Excerpted records below:

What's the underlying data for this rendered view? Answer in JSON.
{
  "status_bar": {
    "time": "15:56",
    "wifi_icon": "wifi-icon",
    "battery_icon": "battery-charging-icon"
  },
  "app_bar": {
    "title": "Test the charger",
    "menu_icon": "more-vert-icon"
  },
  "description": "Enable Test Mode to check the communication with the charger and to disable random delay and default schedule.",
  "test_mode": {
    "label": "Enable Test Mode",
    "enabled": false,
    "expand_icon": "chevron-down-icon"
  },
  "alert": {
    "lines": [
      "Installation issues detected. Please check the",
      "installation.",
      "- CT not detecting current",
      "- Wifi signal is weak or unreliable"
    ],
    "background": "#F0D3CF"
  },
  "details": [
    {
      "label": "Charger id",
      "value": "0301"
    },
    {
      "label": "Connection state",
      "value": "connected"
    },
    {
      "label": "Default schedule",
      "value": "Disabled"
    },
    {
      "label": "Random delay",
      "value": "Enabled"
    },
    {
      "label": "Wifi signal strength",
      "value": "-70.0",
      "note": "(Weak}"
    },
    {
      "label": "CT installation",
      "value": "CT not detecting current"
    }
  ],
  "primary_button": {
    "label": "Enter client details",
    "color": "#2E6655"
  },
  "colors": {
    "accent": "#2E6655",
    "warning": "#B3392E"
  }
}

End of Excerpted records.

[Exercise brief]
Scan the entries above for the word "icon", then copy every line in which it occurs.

[Exercise result]
    "wifi_icon": "wifi-icon",
    "battery_icon": "battery-charging-icon"
    "menu_icon": "more-vert-icon"
    "expand_icon": "chevron-down-icon"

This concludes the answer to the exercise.